Given entries:
* * * * *

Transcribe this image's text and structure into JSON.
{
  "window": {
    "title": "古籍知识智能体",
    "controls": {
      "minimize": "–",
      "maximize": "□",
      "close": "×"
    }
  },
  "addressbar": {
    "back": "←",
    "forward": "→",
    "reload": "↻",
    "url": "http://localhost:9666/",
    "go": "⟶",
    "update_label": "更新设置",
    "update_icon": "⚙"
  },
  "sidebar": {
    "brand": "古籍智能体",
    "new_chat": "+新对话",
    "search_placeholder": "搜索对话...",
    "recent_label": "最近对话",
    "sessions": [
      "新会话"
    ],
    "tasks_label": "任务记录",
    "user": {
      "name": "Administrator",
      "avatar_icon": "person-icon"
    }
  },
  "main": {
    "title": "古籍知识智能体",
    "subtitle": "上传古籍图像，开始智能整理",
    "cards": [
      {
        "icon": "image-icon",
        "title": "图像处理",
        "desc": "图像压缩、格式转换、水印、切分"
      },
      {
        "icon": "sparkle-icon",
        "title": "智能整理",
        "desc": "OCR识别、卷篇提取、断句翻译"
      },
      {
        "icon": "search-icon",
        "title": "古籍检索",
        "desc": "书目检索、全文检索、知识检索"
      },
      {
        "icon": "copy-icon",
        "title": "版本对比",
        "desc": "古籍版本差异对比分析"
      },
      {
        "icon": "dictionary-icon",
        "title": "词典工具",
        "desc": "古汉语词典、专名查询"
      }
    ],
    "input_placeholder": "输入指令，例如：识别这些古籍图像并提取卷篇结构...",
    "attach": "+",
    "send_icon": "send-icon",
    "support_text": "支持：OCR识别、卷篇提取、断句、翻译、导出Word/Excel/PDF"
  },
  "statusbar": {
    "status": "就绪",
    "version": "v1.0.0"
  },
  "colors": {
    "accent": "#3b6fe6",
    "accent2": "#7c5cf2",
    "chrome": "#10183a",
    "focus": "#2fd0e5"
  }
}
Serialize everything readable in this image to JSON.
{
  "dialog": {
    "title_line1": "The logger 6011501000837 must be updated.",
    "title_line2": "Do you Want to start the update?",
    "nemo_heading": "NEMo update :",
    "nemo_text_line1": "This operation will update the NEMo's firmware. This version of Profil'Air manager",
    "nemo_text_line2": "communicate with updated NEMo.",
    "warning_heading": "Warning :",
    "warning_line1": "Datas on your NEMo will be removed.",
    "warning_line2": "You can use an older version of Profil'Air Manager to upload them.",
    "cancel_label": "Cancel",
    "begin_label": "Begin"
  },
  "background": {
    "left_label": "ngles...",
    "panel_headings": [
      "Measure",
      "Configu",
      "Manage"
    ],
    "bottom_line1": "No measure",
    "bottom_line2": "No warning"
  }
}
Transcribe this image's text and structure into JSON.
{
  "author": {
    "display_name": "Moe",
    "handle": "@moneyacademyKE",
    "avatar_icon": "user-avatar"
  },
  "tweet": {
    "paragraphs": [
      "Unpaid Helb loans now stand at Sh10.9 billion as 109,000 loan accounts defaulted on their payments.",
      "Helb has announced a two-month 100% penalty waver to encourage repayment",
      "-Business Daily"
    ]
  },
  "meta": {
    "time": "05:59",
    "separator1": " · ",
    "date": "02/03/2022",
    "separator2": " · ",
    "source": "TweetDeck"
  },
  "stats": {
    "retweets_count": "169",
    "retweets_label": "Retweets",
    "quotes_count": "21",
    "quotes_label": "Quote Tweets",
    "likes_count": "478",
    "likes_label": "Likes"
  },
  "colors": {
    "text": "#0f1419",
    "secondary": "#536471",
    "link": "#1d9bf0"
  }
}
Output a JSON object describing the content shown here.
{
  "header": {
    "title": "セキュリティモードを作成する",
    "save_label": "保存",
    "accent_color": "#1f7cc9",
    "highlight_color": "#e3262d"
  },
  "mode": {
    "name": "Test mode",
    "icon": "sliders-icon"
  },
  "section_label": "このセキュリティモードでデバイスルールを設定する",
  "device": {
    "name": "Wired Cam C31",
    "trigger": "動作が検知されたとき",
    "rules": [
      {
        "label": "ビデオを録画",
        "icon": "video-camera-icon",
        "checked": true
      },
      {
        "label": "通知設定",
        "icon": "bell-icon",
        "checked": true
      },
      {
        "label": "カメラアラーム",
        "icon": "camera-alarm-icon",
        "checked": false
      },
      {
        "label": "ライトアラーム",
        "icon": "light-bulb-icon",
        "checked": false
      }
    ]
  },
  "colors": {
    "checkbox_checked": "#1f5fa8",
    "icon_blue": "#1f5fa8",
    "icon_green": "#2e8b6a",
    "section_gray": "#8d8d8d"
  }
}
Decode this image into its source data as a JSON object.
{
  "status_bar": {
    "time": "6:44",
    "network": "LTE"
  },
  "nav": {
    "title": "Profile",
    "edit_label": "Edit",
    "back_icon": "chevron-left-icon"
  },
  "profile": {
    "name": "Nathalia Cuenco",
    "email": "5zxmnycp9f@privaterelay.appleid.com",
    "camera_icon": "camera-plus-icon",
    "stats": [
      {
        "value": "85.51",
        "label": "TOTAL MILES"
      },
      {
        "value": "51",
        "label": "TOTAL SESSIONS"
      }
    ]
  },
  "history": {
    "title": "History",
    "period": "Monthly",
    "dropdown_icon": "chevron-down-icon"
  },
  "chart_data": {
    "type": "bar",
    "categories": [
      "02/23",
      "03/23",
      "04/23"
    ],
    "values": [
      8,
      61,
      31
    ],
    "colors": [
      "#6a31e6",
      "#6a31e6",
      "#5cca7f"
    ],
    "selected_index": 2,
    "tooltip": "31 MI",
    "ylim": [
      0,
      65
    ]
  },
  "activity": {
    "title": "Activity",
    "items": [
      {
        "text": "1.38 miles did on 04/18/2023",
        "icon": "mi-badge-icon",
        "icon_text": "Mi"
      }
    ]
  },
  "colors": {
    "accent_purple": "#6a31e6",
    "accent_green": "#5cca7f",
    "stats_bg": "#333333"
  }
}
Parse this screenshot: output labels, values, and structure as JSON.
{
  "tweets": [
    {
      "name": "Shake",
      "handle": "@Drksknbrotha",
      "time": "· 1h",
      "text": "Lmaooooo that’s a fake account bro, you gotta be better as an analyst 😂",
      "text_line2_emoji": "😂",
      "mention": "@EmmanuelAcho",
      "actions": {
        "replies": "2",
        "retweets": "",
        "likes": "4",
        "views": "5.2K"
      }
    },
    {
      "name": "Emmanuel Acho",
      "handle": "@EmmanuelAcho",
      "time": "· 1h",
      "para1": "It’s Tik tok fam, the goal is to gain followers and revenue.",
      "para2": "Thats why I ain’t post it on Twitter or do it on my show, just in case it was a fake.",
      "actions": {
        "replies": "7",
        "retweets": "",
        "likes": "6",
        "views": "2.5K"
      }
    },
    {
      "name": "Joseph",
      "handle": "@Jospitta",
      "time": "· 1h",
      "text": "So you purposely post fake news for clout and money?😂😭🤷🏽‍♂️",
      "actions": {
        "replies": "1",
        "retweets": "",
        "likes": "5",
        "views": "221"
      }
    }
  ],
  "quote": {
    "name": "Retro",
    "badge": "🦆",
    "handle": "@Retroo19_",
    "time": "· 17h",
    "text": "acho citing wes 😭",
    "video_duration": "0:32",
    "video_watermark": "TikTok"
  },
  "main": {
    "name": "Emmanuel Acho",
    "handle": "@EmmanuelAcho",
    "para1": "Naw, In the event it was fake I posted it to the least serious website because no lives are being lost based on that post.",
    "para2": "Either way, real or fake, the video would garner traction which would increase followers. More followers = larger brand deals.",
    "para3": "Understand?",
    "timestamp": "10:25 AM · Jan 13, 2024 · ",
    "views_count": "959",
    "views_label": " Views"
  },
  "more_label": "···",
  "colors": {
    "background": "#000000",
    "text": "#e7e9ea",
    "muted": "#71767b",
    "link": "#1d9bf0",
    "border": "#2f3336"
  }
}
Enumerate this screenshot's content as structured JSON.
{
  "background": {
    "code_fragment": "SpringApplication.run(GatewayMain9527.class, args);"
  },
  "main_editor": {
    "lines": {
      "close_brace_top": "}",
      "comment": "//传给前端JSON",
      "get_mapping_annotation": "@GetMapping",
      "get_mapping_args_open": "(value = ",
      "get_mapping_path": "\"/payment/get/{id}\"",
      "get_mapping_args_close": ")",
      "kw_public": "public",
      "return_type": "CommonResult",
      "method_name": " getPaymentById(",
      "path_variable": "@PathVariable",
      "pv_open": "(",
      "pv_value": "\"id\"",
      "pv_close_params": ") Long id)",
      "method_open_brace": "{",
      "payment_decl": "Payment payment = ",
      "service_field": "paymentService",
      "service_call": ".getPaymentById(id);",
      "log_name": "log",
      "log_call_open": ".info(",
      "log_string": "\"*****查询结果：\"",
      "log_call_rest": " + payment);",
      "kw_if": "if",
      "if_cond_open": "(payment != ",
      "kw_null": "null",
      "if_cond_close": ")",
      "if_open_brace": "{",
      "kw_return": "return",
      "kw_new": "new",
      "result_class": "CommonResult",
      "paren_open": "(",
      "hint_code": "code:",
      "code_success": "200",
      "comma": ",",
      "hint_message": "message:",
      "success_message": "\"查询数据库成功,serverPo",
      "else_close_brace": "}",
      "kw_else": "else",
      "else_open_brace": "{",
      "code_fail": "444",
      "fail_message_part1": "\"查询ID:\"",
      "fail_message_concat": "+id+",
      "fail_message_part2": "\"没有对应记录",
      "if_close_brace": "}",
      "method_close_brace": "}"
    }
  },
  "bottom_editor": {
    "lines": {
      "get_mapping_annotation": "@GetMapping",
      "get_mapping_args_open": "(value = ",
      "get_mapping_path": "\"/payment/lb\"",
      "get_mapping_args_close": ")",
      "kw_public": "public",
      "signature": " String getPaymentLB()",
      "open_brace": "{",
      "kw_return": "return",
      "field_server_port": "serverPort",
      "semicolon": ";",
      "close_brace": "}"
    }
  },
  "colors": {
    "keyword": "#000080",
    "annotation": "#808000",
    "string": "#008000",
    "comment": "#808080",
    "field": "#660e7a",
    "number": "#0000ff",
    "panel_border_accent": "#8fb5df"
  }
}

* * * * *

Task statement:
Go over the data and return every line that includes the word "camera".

Exercise solution:
        "icon": "video-camera-icon",
        "icon": "camera-alarm-icon",
    "camera_icon": "camera-plus-icon",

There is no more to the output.